One of the features I had been meaning to get around to for some time was improvements to the logging. The original system had one enum value per error. It gets quite tedious pretty quickly when you have to write out redundant messages with only a single word changed. Since it would be nice to have the messages be localized (i.e. translated into different languages), I used an enum, but obviously, I needed to shorten the process.
The result of my long evening of work was a rewrite of part of the logging system that resulting in an easily extensible interface for which I created pretty print logging (which you can see in the feature image of this post).
Continue reading “log(improvements)”
That recent change I made to speed up the processing also revealed a bug that occurred whenever a function scope was resized. This led to an overhaul of the variable storage system that may or may not have been necessary but will speed things up anyways because there are fewer function calls to make.

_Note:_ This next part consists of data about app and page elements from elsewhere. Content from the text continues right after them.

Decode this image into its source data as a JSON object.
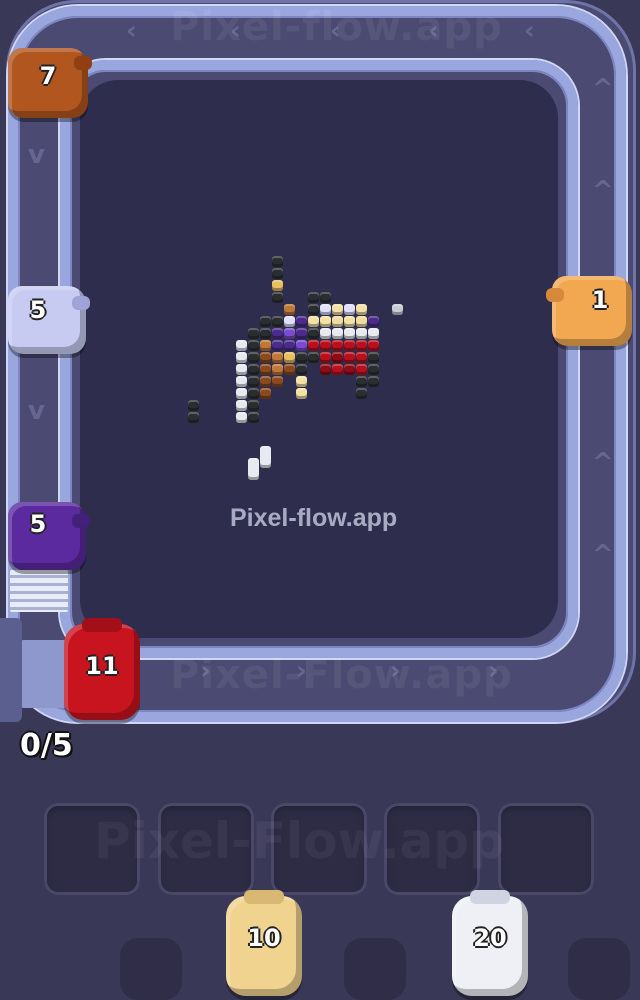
{
  "watermark": {
    "top": "Pixel-flow.app",
    "board": "Pixel-flow.app",
    "bottom_track": "Pixel-Flow.app",
    "slots": "Pixel-Flow.app"
  },
  "conveyor_shooters": [
    {
      "id": "shooter-orange",
      "ammo": "7",
      "color": "#b2561f"
    },
    {
      "id": "shooter-lavender",
      "ammo": "5",
      "color": "#c7cbf2"
    },
    {
      "id": "shooter-peach",
      "ammo": "1",
      "color": "#f2a850"
    },
    {
      "id": "shooter-purple",
      "ammo": "5",
      "color": "#5a2a9e"
    },
    {
      "id": "shooter-red",
      "ammo": "11",
      "color": "#c8141e"
    }
  ],
  "queue_shooters": [
    {
      "id": "queue-cream",
      "ammo": "10",
      "color": "#f1d390"
    },
    {
      "id": "queue-white",
      "ammo": "20",
      "color": "#eef0f6"
    }
  ],
  "conveyor_counter": "0/5",
  "slots": {
    "count": 5,
    "filled": 0
  },
  "colors": {
    "background": "#3a3857",
    "board": "#2f2d4d",
    "rail": "#9aa6de"
  }
}
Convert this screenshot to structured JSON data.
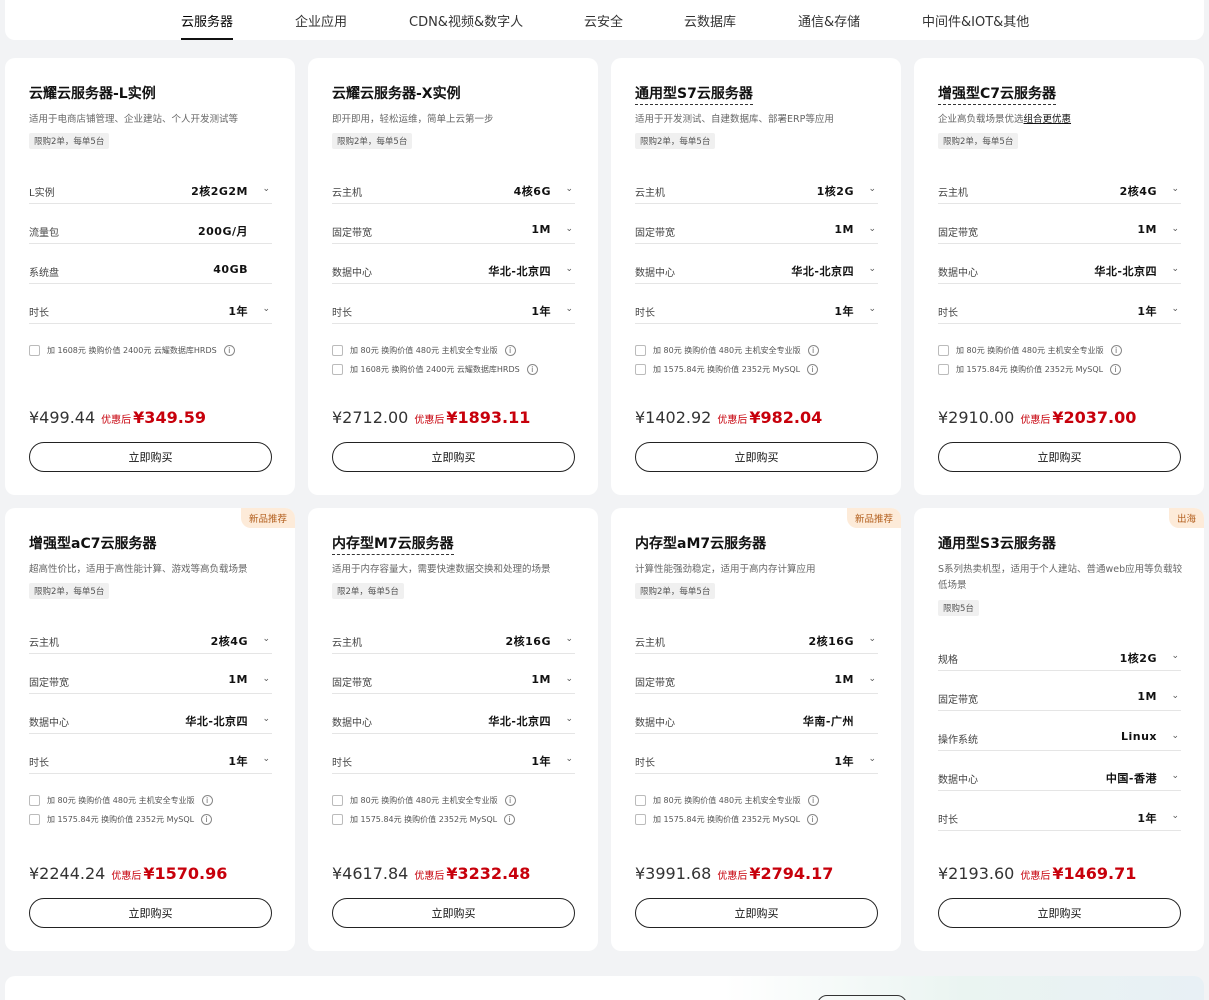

At the same time, I’ve decided to change some language semantics. Previously, when assigning data (such as a number) to a variable, the original function was retained, but the return was now a “constant return”. This meant that calling the function on the variable would return this “constant return” rather than the function, yet the members of the original function were still accessible. This “constant return” feature was originally designed to be a shortcut, but, ironically, it goes against the intended language design because this syntactic sugar was actually intended to be a shortcut for creating a new function. Now it will be.
Continue reading “Progress Report #8”
I do love languages, and (as I wrote in my very first post on this blog) Copper has its origins in Goldfish, a language initially intended for AI. In a way, making a language was still on the bucket list, so the things I said in that post are not lie, but there is more to the story.
Continue reading “The Birth of Copper”